The modernisation of hardware and software delivers a slew of benefits, from saving costs to making an institution more resilient against cyber attacks. But not everyone has the capital or time to spare to perform the upgrade. Instead, they often settle for the next best thing: upgrading their legacy systems to the fullest extent possible.
Legacy systems modernisation is more than simply updating software to the latest version. The options explained here involve rewriting the software’s code to stay up to spec. To understand more about legacy systems, it’ll help to find the best IT consultants in Salt Lake City, such as Executech. They can provide further information and technical assistance.
Below are some options to consider when modernising legacy systems:
Encapsulation is the least coding-intensive of the options but also carries the least risk. In most cases, the code undergoes minimal changes, mainly the interface, and is integrated into modern presentation and data access layers.
However, the minimal changes in the code are its major drawback. Encapsulation hardly changes a legacy system’s internal workings, so the issues of high upkeep and outdated functions remain. Still, it’s ideal for legacy systems that are too valuable to replace, at least for the meantime.
Another option that’s less intensive on coding is data migration. As the term suggests, it involves moving legacy systems to modern infrastructure. A good example is moving systems and all their data from an on-premises server to a cloud-based one.
Data migration works if a business needs its legacy systems to buy time for more modern solutions to come online. In the example above, this approach delivers the benefits of cloud computing, such as remote accessibility, flexibility, and scalability.
One problem with data migration is that the legacy system is brought to the modern infrastructure as is. Compatibility issues might arise, preventing it from working as intended.
In switching platforms, the system has parts of its code rewritten to work with modern infrastructure while keeping its original functions.
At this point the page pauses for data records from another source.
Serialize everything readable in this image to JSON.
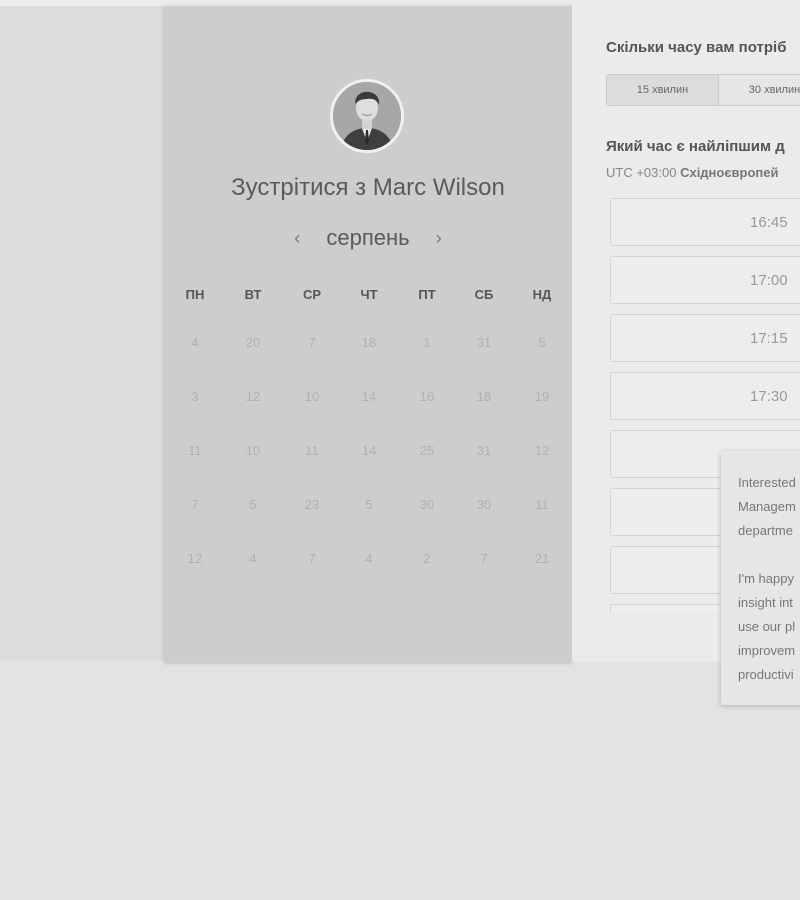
{
  "calendar": {
    "title": "Зустрітися з Marc Wilson",
    "month": "серпень",
    "prev_arrow": "‹",
    "next_arrow": "›",
    "weekdays": [
      "ПН",
      "ВТ",
      "СР",
      "ЧТ",
      "ПТ",
      "СБ",
      "НД"
    ],
    "weeks": [
      [
        "4",
        "20",
        "7",
        "18",
        "1",
        "31",
        "5"
      ],
      [
        "3",
        "12",
        "10",
        "14",
        "16",
        "18",
        "19"
      ],
      [
        "11",
        "10",
        "11",
        "14",
        "25",
        "31",
        "12"
      ],
      [
        "7",
        "5",
        "23",
        "5",
        "30",
        "30",
        "11"
      ],
      [
        "12",
        "4",
        "7",
        "4",
        "2",
        "7",
        "21"
      ]
    ]
  },
  "scheduler": {
    "duration_question": "Скільки часу вам потріб",
    "durations": [
      "15 хвилин",
      "30 хвилин"
    ],
    "selected_duration": "15 хвилин",
    "time_question": "Який час є найліпшим д",
    "timezone_offset": "UTC +03:00",
    "timezone_name": "Східноєвропей",
    "slots": [
      "16:45",
      "17:00",
      "17:15",
      "17:30",
      "",
      "",
      "",
      ""
    ]
  },
  "popup": {
    "paragraphs": [
      [
        "Interested",
        "Managem",
        "departme"
      ],
      [
        "I'm happy",
        "insight int",
        "use our pl",
        "improvem",
        "productivi"
      ]
    ]
  },
  "icons": {
    "avatar": "profile-photo",
    "prev": "chevron-left-icon",
    "next": "chevron-right-icon"
  }
}
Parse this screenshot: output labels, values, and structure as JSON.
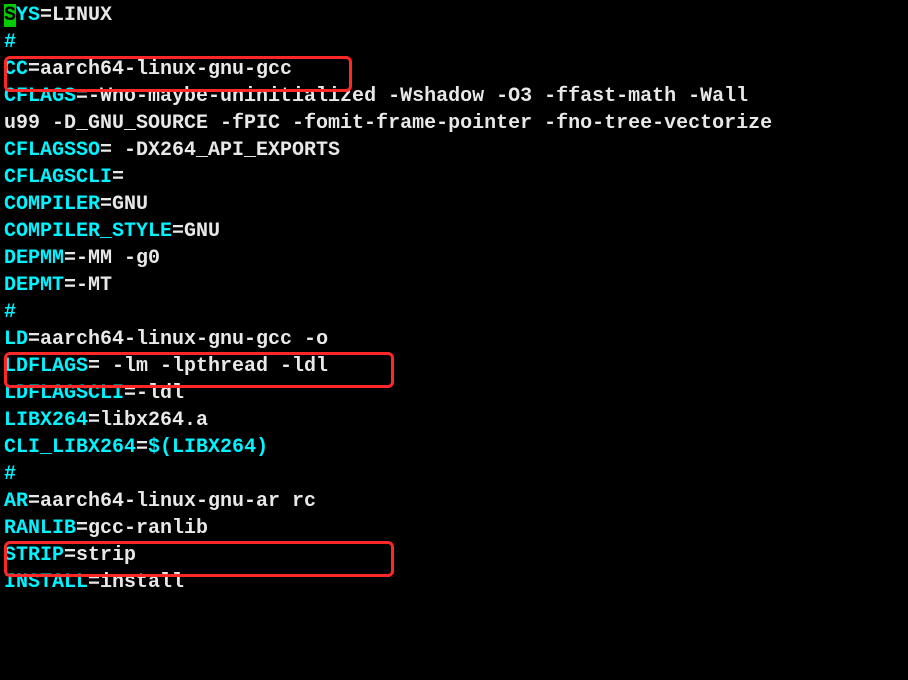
{
  "lines": [
    {
      "var": "SYS",
      "value": "=LINUX",
      "cursor": true
    },
    {
      "comment": "#"
    },
    {
      "var": "CC",
      "value": "=aarch64-linux-gnu-gcc"
    },
    {
      "var": "CFLAGS",
      "value": "=-Wno-maybe-uninitialized -Wshadow -O3 -ffast-math  -Wall"
    },
    {
      "var": "u99 -D_GNU_SOURCE -fPIC -fomit-frame-pointer -fno-tree-vectorize",
      "value": "",
      "allvalue": true
    },
    {
      "var": "CFLAGSSO",
      "value": "= -DX264_API_EXPORTS"
    },
    {
      "var": "CFLAGSCLI",
      "value": "="
    },
    {
      "var": "COMPILER",
      "value": "=GNU"
    },
    {
      "var": "COMPILER_STYLE",
      "value": "=GNU"
    },
    {
      "var": "DEPMM",
      "value": "=-MM -g0"
    },
    {
      "var": "DEPMT",
      "value": "=-MT"
    },
    {
      "comment": "#"
    },
    {
      "var": "LD",
      "value": "=aarch64-linux-gnu-gcc -o"
    },
    {
      "var": "LDFLAGS",
      "value": "= -lm -lpthread -ldl"
    },
    {
      "var": "LDFLAGSCLI",
      "value": "=-ldl"
    },
    {
      "var": "LIBX264",
      "value": "=libx264.a"
    },
    {
      "var": "CLI_LIBX264",
      "value": "=",
      "suffix_var": "$(LIBX264)"
    },
    {
      "comment": "#"
    },
    {
      "var": "AR",
      "value": "=aarch64-linux-gnu-ar rc"
    },
    {
      "var": "RANLIB",
      "value": "=gcc-ranlib"
    },
    {
      "var": "STRIP",
      "value": "=strip"
    },
    {
      "var": "INSTALL",
      "value": "=install"
    }
  ]
}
It also usually involves moving the system to a colocation facility or Infrastructure-as-a-Service (IaaS) centre.
The intention of system integration is similar to switching platforms, which is to change the code without changing its original functionality. However, this step integrates new technologies into the code. As such, the changes are more significant.
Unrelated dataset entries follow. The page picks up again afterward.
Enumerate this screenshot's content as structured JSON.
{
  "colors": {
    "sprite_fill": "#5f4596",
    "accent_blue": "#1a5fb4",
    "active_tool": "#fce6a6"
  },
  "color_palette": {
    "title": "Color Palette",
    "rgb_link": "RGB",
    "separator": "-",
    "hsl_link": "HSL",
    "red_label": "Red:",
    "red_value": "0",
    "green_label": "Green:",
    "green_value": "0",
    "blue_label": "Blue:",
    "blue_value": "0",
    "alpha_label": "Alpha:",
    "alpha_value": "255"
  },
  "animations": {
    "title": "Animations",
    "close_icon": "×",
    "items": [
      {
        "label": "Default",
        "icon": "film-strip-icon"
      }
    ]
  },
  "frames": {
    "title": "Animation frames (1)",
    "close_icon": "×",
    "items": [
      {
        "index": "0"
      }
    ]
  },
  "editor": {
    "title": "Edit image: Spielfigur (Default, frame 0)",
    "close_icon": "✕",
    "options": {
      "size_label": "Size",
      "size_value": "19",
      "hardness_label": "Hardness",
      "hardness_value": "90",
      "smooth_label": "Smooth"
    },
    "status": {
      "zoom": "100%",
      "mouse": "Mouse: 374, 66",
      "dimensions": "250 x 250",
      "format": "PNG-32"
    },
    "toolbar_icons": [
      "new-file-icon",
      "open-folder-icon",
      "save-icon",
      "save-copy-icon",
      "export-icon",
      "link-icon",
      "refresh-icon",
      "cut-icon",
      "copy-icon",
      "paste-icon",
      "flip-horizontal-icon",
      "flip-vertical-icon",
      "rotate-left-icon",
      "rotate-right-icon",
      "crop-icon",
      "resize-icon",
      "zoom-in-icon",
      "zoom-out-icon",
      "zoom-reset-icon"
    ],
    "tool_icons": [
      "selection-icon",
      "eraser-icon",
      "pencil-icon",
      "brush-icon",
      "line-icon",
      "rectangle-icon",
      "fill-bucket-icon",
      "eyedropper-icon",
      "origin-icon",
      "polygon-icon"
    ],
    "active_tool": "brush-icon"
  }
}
Organisations that maintain legacy systems on-site and in cloud storage can find system integration an ideal solution. Not all apps and programs need to benefit entirely from the cloud, helping reduce cloud migration costs and the likelihood of mistakes that drive them higher.
Most legacy systems operate on a monolithic architecture, a model that unifies several functions into a self-contained unit. While easy to implement and debug, a single error in the architecture can render the entire system inoperable. Its successor—microservices—resolves this problem.
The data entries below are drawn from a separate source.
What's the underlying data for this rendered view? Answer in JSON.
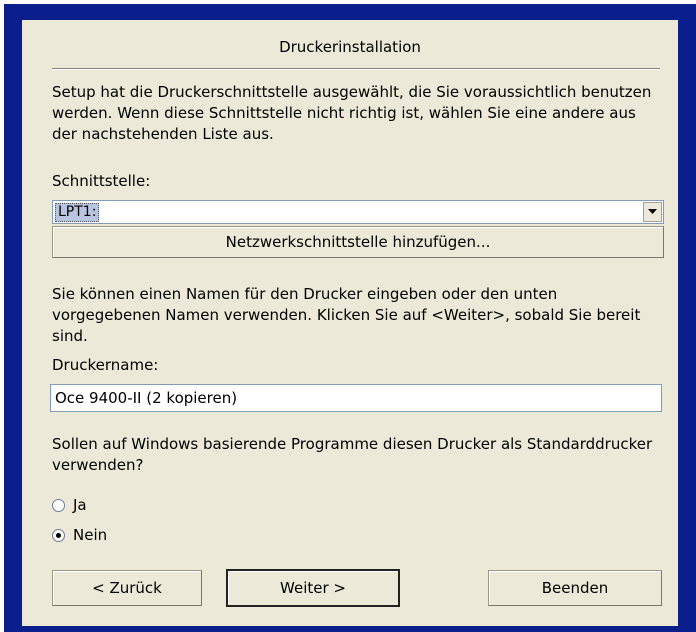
{
  "dialog": {
    "title": "Druckerinstallation",
    "intro": "Setup hat die Druckerschnittstelle ausgewählt, die Sie voraussichtlich benutzen werden. Wenn diese Schnittstelle nicht richtig ist, wählen Sie eine andere aus der nachstehenden Liste aus.",
    "port_label": "Schnittstelle:",
    "port_value": "LPT1:",
    "add_network_port": "Netzwerkschnittstelle hinzufügen...",
    "name_intro": "Sie können einen Namen für den Drucker eingeben oder den unten vorgegebenen Namen verwenden. Klicken Sie auf <Weiter>, sobald Sie bereit sind.",
    "name_label": "Druckername:",
    "name_value": "Oce 9400-II (2  kopieren)",
    "default_question": "Sollen auf Windows basierende Programme diesen Drucker als Standarddrucker verwenden?",
    "options": [
      {
        "label": "Ja",
        "selected": false
      },
      {
        "label": "Nein",
        "selected": true
      }
    ],
    "buttons": {
      "back": "< Zurück",
      "next": "Weiter >",
      "cancel": "Beenden"
    }
  },
  "icons": {
    "combo_arrow": "chevron-down-icon"
  }
}
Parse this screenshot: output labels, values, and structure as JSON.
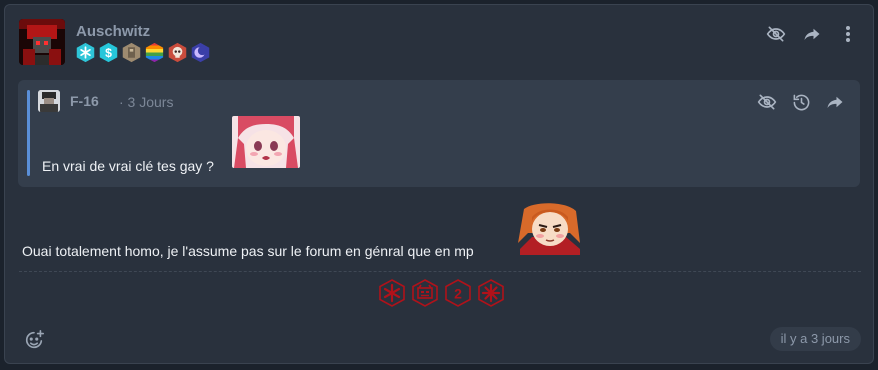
{
  "post": {
    "author": "Auschwitz",
    "timestamp": "il y a 3 jours",
    "body_text": "Ouai totalement homo, je l'assume pas sur le forum en génral que en mp"
  },
  "badges": [
    {
      "name": "snowflake-badge",
      "color": "#2ec5d8"
    },
    {
      "name": "dollar-badge",
      "color": "#26c6da"
    },
    {
      "name": "stone-badge",
      "color": "#9e8b70"
    },
    {
      "name": "rainbow-badge",
      "color": "#e85c4a"
    },
    {
      "name": "skull-badge",
      "color": "#c94c3c"
    },
    {
      "name": "moon-badge",
      "color": "#5b5fd4"
    }
  ],
  "quote": {
    "author": "F-16",
    "time": "· 3 Jours",
    "text": "En vrai de vrai clé tes gay ?"
  },
  "reactions": [
    {
      "name": "reaction-snowflake",
      "label": ""
    },
    {
      "name": "reaction-devil",
      "label": ""
    },
    {
      "name": "reaction-number",
      "label": "2"
    },
    {
      "name": "reaction-star",
      "label": ""
    }
  ],
  "colors": {
    "accent_quote_bar": "#5a8fd8",
    "reaction_red": "#b0121a",
    "muted_text": "#8d99aa"
  },
  "icons": {
    "hide": "eye-off-icon",
    "share": "share-icon",
    "menu": "more-vertical-icon",
    "history": "history-icon",
    "emoji": "emoji-add-icon"
  }
}
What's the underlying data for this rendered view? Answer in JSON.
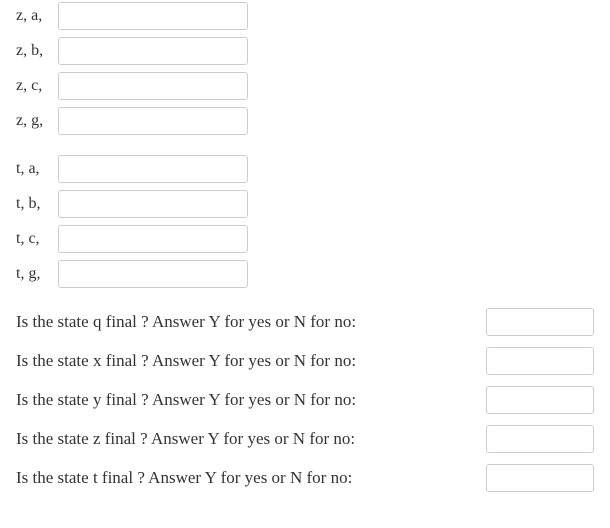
{
  "group_z": [
    {
      "label": "z, a,",
      "name": "input-z-a"
    },
    {
      "label": "z, b,",
      "name": "input-z-b"
    },
    {
      "label": "z, c,",
      "name": "input-z-c"
    },
    {
      "label": "z, g,",
      "name": "input-z-g"
    }
  ],
  "group_t": [
    {
      "label": "t, a,",
      "name": "input-t-a"
    },
    {
      "label": "t, b,",
      "name": "input-t-b"
    },
    {
      "label": "t, c,",
      "name": "input-t-c"
    },
    {
      "label": "t, g,",
      "name": "input-t-g"
    }
  ],
  "questions": [
    {
      "label": "Is the state q final ?  Answer  Y  for yes or  N  for no:",
      "name": "input-final-q"
    },
    {
      "label": "Is the state x final ?  Answer  Y  for yes or  N  for no:",
      "name": "input-final-x"
    },
    {
      "label": "Is the state y final ?  Answer  Y  for yes or  N  for no:",
      "name": "input-final-y"
    },
    {
      "label": "Is the state z final ?  Answer  Y  for yes or  N  for no:",
      "name": "input-final-z"
    },
    {
      "label": "Is the state t final ?  Answer  Y  for yes or  N  for no:",
      "name": "input-final-t"
    }
  ]
}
Altering the system’s architecture warrants a near-complete overhaul of the legacy system. Changing it to the microservices model enables the system to keep working even if a single function encounters an error. That said, changing architecture is costly and time-consuming.
If the legacy system starts affecting an organisation’s return on investment, it may be wise to rebuild it from scratch. Essentially, it results in a modernised version of the old apps and programs, with their scope and specs the only things carried over.
In rebuilding a legacy system, it’s crucial to go low and slow, especially if it’s in active use. A rushed project won’t benefit anyone, including customers using the app or service. It’s advisable to publish a roadmap for customers and staff to stay updated.
The last approach asks an organisation if modernising its legacy systems is the ideal solution. Believe it or not, in many situations, the problem may lie more in an outdated workflow than in obsolete software.
Retiring is the only option that may not warrant legacy systems modernisation, depending on the assessment. An up-to-date workflow can spare companies the trouble of temporary downtime and its costs. Of course, such a workflow can only take them so far.
Legacy systems modernisation can be a cost-effective measure to help organisations keep pace in a rapidly-evolving technological environment. It’s essential to choose from these seven options based on requirements. If none is feasible, the only recourse is to replace legacy systems entirely.